== Source information ==

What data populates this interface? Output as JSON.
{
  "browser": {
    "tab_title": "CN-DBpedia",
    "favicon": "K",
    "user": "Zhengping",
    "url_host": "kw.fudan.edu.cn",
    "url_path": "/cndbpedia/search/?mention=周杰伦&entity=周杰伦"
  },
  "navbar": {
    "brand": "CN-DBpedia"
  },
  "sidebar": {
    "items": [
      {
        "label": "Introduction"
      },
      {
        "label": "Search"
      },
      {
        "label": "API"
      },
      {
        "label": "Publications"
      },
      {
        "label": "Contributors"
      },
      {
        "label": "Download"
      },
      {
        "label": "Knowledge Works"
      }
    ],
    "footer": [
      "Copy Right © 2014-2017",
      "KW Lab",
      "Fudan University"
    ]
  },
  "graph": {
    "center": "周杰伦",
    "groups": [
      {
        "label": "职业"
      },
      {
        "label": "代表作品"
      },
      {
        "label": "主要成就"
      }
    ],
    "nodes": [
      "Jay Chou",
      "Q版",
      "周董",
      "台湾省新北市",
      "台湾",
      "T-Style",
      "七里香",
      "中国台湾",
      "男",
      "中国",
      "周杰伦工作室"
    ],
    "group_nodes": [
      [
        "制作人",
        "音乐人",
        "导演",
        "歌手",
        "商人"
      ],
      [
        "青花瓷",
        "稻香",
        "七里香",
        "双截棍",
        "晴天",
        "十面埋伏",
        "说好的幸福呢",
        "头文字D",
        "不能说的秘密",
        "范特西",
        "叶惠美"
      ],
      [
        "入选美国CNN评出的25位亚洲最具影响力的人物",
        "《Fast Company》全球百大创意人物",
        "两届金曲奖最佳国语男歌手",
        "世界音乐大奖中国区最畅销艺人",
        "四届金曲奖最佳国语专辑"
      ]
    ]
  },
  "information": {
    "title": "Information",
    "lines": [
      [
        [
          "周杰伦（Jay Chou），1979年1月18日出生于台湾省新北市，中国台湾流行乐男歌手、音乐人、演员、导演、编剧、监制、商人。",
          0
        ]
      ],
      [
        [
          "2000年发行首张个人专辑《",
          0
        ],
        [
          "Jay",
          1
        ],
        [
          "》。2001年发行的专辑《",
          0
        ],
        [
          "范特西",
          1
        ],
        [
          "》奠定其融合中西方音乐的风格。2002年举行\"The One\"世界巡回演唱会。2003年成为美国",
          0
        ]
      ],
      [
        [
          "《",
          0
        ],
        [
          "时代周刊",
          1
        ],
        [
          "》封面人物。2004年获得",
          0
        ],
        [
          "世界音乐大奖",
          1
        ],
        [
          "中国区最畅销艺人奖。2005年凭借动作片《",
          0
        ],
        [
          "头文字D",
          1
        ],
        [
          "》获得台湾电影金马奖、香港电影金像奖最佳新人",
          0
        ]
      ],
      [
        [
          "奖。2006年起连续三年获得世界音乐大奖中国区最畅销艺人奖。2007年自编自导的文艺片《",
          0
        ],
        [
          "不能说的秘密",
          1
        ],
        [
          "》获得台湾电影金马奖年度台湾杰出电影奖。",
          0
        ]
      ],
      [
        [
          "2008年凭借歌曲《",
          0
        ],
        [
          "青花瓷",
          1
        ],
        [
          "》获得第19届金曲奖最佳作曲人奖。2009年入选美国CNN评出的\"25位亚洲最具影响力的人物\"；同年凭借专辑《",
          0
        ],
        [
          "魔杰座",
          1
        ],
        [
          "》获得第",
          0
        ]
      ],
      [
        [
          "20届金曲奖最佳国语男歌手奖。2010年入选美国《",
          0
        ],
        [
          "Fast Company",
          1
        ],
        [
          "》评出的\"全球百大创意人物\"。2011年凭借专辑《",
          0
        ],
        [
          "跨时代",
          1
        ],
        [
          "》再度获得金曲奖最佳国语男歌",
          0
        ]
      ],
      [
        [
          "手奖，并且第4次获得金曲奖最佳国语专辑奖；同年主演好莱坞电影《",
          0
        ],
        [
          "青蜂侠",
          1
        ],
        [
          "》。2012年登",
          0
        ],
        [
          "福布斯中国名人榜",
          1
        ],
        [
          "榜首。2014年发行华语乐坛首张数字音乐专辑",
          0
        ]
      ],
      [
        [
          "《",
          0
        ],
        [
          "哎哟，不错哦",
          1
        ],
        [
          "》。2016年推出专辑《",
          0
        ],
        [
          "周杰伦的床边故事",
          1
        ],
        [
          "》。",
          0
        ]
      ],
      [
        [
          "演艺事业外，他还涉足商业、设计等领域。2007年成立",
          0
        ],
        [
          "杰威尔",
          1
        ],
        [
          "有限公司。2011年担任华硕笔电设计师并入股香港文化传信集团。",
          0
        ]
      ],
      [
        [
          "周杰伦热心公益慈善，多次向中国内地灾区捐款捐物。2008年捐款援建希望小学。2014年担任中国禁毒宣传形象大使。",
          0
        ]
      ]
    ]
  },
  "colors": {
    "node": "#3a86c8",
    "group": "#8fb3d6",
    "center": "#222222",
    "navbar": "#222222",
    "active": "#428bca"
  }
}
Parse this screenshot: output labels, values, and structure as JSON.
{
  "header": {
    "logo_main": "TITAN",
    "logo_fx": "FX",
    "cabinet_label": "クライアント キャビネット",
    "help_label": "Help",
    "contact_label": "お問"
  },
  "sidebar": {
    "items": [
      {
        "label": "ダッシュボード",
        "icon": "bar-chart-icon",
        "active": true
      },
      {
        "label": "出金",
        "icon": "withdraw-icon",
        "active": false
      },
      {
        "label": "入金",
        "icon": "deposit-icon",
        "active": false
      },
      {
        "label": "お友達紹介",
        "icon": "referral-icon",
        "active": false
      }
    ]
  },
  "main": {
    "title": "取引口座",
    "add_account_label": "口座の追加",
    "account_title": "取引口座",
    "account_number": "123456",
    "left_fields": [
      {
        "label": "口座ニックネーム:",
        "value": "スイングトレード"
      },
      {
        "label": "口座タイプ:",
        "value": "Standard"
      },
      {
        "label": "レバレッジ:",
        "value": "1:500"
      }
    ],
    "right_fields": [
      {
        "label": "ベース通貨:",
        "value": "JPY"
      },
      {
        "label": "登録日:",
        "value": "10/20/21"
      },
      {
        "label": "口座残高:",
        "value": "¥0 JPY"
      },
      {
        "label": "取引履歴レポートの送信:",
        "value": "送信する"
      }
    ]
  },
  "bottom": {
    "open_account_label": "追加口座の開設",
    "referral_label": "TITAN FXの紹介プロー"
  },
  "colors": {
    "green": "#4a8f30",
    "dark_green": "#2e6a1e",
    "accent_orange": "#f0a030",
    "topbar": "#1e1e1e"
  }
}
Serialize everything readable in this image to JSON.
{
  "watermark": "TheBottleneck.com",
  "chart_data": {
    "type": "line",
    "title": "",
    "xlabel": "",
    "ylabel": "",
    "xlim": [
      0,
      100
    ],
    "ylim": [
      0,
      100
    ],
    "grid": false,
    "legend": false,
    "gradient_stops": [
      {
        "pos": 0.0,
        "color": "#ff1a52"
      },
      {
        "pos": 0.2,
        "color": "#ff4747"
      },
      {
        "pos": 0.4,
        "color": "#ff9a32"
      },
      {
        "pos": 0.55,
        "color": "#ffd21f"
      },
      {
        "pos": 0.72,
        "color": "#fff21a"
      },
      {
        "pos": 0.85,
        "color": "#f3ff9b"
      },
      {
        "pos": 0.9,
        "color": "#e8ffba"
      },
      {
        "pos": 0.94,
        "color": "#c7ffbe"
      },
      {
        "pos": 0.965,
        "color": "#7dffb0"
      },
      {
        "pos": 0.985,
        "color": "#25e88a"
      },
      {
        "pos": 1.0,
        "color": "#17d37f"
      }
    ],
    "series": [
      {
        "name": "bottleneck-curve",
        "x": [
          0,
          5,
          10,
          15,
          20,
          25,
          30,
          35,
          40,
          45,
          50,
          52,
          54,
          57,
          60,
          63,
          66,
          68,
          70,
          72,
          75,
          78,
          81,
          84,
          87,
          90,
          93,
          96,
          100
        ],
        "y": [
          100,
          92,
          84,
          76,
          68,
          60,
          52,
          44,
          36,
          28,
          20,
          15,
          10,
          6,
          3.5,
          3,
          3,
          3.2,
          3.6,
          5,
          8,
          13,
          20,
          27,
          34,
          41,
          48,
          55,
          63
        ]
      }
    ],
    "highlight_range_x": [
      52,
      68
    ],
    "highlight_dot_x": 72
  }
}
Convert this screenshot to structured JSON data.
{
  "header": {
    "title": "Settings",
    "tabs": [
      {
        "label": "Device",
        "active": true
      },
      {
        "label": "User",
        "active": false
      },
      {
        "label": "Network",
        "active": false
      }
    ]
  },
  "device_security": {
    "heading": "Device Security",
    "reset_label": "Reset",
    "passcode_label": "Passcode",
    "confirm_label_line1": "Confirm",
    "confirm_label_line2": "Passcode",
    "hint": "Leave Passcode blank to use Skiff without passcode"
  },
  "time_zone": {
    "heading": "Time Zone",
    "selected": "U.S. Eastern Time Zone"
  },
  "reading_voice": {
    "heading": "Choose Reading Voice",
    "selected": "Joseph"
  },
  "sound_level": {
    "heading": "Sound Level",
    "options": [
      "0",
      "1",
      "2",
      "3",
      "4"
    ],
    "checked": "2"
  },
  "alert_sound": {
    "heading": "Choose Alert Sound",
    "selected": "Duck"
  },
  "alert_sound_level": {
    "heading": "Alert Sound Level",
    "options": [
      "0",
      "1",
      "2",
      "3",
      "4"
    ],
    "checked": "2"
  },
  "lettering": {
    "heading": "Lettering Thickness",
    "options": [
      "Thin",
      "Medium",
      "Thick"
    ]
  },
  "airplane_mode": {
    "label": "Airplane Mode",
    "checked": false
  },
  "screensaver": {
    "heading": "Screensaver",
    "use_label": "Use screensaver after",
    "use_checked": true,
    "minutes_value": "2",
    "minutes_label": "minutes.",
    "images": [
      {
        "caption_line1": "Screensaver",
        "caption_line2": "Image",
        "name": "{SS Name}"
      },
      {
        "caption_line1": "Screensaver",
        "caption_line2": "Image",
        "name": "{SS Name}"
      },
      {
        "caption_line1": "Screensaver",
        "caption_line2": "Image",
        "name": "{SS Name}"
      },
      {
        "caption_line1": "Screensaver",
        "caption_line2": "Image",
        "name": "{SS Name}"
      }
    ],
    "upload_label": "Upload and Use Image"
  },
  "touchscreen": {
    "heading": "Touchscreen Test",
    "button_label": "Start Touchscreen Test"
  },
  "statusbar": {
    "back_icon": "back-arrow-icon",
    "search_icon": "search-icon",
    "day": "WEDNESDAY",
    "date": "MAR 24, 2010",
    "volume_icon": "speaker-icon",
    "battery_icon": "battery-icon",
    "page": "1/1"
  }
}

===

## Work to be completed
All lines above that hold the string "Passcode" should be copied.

## Answer to the exercise
    "passcode_label": "Passcode",
    "confirm_label_line2": "Passcode",
    "hint": "Leave Passcode blank to use Skiff without passcode"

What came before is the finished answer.